We hired a new accountant to do our taxes this year.
We'll see how he works out, but I'm pretty sure he'll be an upgrade over the CPA we worked with last year, because, well, I wasn't really amused by an accountant who was serious while saying things like this. On the other hand, I had to pause for just a moment at the end of our first visit to New CPA's office.
New CPA's firm validates for parking, which they do by giving you tiny little annoying blue stickers - each worth 12 minutes of parking time - that you're supposed to hand to the parking attendant on the way out of the swanky underground garage. We approached one of New CPA's colleagues, who I assume is also an accountant (although I have to admit I don't know whether he's either certified or public), and asked for enough stickers to cover 45 minutes.
As I've mentioned before, I'm no math wiz. But I think that'd be right around four stickers.

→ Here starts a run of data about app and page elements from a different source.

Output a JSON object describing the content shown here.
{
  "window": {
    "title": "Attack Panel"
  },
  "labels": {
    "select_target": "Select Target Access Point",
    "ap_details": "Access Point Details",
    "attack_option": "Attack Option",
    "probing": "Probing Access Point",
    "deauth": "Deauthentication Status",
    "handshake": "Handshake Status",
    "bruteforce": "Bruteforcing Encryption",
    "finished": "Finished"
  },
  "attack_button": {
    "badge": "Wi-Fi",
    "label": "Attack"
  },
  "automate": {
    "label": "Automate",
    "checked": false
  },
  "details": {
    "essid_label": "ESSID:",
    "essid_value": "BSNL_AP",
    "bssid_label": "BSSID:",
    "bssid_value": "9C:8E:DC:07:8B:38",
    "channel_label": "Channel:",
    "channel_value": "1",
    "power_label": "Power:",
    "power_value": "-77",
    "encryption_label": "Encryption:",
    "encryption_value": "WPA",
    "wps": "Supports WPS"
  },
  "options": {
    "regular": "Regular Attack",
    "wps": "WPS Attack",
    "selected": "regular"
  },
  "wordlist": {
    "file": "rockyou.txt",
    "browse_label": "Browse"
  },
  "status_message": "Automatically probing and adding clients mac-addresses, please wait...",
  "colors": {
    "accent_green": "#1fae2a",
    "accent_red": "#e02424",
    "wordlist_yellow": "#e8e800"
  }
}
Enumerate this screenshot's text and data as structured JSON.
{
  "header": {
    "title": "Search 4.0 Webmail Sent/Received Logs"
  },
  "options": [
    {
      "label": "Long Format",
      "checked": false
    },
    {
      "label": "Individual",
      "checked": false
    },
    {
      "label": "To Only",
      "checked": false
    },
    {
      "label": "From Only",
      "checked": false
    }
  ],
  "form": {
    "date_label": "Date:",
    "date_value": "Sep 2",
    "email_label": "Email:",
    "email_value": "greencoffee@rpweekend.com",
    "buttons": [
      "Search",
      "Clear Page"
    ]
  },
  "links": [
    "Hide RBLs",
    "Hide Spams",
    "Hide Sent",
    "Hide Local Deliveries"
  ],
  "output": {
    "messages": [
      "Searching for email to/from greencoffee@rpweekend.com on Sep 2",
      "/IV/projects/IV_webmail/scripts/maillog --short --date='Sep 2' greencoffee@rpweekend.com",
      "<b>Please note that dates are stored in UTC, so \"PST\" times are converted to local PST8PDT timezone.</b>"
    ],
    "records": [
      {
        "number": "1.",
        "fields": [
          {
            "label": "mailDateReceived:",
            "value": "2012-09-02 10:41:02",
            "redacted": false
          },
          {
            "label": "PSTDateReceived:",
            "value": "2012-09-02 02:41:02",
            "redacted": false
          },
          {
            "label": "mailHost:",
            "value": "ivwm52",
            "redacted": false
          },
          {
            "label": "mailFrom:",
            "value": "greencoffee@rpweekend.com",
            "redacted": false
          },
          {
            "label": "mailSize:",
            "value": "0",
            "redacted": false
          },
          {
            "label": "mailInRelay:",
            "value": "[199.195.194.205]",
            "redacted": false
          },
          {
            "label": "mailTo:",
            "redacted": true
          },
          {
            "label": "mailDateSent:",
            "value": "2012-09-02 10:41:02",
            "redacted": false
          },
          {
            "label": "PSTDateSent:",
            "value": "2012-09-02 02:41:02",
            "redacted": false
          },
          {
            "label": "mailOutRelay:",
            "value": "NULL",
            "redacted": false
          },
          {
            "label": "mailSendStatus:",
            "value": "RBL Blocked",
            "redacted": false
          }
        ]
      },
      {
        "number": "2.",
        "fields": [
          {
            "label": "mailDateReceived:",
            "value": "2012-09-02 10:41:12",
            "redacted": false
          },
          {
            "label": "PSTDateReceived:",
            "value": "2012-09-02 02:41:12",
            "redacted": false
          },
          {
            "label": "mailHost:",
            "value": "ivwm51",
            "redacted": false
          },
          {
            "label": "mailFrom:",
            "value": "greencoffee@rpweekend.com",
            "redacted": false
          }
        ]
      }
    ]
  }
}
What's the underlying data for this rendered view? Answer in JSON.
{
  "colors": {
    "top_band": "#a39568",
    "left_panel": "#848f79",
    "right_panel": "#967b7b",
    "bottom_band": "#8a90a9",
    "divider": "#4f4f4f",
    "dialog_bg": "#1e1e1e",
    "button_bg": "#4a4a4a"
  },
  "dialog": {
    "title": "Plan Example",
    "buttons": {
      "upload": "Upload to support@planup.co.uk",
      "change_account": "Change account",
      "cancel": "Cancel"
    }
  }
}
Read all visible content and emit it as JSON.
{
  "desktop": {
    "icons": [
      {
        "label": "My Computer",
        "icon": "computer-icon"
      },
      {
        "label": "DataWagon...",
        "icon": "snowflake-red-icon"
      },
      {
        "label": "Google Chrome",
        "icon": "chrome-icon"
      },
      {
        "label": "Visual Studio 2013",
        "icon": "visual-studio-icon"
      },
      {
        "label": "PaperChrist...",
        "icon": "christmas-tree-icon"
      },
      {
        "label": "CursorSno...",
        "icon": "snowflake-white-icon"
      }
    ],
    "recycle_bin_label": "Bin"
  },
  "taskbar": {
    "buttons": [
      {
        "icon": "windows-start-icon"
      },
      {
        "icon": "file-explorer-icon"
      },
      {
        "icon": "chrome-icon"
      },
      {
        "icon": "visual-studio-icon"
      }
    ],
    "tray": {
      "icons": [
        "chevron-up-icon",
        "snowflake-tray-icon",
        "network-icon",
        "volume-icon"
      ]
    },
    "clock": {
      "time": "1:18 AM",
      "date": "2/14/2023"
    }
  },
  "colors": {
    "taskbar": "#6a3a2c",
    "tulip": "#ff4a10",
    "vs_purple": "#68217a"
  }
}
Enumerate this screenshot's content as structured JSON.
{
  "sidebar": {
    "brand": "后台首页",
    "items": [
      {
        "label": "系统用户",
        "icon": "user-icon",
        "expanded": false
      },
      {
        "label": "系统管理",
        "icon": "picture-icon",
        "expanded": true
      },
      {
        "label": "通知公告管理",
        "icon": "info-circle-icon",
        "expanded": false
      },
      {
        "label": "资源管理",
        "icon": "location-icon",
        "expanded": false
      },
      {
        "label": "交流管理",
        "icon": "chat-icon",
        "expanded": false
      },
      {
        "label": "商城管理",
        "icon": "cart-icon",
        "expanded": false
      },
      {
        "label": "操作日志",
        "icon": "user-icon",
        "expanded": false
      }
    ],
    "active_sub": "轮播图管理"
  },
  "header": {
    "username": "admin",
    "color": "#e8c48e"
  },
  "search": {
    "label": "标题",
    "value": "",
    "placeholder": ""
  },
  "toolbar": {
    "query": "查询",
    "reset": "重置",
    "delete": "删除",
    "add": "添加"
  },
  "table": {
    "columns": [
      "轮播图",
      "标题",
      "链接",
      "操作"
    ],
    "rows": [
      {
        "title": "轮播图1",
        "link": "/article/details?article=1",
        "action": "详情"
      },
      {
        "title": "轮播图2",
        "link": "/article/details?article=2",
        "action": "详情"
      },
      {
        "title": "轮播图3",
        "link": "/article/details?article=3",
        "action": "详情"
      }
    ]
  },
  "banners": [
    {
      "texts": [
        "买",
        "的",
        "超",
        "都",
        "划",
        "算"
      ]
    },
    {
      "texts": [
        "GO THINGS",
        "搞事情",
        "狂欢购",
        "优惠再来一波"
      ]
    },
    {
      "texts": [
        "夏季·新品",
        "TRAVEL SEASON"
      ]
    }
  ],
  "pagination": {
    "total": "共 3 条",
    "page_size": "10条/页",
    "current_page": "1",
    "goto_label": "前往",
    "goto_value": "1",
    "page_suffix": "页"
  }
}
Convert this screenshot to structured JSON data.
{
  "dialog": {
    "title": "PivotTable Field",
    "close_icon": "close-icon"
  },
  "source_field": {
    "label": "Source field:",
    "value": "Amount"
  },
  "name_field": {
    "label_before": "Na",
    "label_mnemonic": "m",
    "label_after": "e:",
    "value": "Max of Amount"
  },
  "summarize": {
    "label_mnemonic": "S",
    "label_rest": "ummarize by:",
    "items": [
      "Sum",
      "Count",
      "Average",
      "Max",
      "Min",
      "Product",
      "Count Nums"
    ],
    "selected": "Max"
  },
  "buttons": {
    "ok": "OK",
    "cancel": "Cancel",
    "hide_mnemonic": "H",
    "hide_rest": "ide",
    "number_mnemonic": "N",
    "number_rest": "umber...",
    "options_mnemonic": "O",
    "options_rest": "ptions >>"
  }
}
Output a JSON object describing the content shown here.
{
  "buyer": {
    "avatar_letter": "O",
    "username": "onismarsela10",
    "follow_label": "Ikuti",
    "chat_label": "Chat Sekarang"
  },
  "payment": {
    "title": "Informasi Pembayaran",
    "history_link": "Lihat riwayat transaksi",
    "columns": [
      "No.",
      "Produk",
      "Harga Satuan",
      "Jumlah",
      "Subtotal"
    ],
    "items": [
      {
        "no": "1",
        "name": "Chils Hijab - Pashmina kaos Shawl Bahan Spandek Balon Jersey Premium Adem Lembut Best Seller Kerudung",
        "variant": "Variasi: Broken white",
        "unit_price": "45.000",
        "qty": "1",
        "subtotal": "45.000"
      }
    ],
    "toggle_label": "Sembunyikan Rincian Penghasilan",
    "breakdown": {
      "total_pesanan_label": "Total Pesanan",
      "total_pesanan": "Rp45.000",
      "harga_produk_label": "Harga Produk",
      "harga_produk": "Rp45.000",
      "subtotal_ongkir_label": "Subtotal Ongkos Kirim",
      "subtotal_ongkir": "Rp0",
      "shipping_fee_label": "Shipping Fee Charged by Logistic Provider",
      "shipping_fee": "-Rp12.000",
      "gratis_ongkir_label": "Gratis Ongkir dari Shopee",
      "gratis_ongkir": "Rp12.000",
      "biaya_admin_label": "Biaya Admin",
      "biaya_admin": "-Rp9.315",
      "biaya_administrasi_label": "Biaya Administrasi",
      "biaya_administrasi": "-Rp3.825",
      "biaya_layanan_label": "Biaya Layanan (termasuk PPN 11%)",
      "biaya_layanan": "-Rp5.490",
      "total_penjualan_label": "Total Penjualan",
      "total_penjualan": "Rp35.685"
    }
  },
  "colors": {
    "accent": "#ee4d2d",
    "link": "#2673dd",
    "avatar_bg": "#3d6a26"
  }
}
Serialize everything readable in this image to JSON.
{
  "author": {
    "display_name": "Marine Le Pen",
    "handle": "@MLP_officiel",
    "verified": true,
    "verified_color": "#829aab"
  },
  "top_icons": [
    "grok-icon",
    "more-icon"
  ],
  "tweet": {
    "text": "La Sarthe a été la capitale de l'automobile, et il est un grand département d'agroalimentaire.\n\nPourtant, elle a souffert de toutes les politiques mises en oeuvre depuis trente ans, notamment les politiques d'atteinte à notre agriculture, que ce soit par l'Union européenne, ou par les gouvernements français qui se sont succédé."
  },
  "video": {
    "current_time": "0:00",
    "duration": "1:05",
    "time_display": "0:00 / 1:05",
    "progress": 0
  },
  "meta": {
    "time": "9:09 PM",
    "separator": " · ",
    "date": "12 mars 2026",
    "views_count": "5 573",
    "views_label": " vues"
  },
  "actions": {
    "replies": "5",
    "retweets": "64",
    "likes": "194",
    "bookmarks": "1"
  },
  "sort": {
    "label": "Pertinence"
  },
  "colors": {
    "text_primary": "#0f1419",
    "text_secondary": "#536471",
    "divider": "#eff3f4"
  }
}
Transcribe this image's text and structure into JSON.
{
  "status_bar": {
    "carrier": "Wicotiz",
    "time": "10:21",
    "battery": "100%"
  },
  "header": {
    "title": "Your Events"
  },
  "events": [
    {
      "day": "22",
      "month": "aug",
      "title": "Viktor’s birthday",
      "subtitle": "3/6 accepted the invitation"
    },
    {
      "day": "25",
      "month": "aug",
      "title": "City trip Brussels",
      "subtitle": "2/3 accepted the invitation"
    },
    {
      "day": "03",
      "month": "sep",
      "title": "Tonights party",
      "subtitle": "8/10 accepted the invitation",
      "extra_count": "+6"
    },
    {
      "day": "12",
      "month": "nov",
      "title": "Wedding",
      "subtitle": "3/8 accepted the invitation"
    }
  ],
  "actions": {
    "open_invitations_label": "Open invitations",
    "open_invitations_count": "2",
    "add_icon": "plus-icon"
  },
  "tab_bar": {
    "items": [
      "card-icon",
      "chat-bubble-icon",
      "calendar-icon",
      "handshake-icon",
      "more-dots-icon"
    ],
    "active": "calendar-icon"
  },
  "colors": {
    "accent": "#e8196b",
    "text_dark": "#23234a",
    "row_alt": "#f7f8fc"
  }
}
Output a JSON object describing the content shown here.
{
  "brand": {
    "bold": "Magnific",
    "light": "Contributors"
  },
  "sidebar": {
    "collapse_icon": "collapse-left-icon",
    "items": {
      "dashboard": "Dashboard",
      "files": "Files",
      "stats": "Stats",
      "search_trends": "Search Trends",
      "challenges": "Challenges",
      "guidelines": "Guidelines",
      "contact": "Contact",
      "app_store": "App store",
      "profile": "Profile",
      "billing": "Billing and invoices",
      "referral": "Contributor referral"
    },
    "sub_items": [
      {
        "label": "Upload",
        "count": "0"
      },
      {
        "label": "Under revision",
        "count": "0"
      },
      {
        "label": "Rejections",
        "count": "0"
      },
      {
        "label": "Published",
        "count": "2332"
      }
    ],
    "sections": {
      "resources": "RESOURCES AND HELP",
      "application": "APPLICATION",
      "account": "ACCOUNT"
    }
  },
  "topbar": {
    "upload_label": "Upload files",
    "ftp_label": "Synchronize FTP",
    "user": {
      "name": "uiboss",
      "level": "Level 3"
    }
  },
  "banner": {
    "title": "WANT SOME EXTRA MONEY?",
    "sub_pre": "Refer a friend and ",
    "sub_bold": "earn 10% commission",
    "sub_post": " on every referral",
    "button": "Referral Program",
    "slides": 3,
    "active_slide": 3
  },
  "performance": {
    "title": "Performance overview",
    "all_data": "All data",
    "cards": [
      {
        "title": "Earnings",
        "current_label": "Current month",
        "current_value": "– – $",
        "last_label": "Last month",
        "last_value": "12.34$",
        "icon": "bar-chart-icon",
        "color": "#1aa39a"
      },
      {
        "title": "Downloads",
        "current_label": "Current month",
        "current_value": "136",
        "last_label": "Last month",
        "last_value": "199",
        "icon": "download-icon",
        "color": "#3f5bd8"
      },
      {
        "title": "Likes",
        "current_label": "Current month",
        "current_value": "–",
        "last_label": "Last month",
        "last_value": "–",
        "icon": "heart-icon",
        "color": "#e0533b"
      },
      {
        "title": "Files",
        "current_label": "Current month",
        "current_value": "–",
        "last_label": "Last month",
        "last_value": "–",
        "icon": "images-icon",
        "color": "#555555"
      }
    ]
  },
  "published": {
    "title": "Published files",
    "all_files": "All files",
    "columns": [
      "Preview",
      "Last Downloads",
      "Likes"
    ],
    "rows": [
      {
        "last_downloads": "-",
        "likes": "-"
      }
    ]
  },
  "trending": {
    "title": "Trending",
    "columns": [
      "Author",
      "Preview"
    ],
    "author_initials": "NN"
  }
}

Which is why it was weird when New CPA Colleague handed us eight 12-minute stickers. I may have been imagining it, but I swear he shrugged as if to say, "I can't really count. This should be enough, right?" Again, we'll see how New CPA does, but in the meantime, I'm glad I'm not relying on his coworker's math skills.
That reminds me: Back in 2001, I was working for a small startup company. There were plenty of signs that our business wasn't really going to last for very long, but one indicator I remember most clearly is a conversation I had with our chief financial officer.
The company's founder had just announced that employees would be paid once a month instead of every other week, and the CFO - at least nominally the person in charge of making sure the company could pay its bills - said to me: "Man, I wish we were getting paid biweekly. I have a hard time budgeting my expenses for a month at a time."
Yeah, he said that. Shockingly, the company laid everyone off within about a year before relaunching with a new business model. And, I think, a new CFO.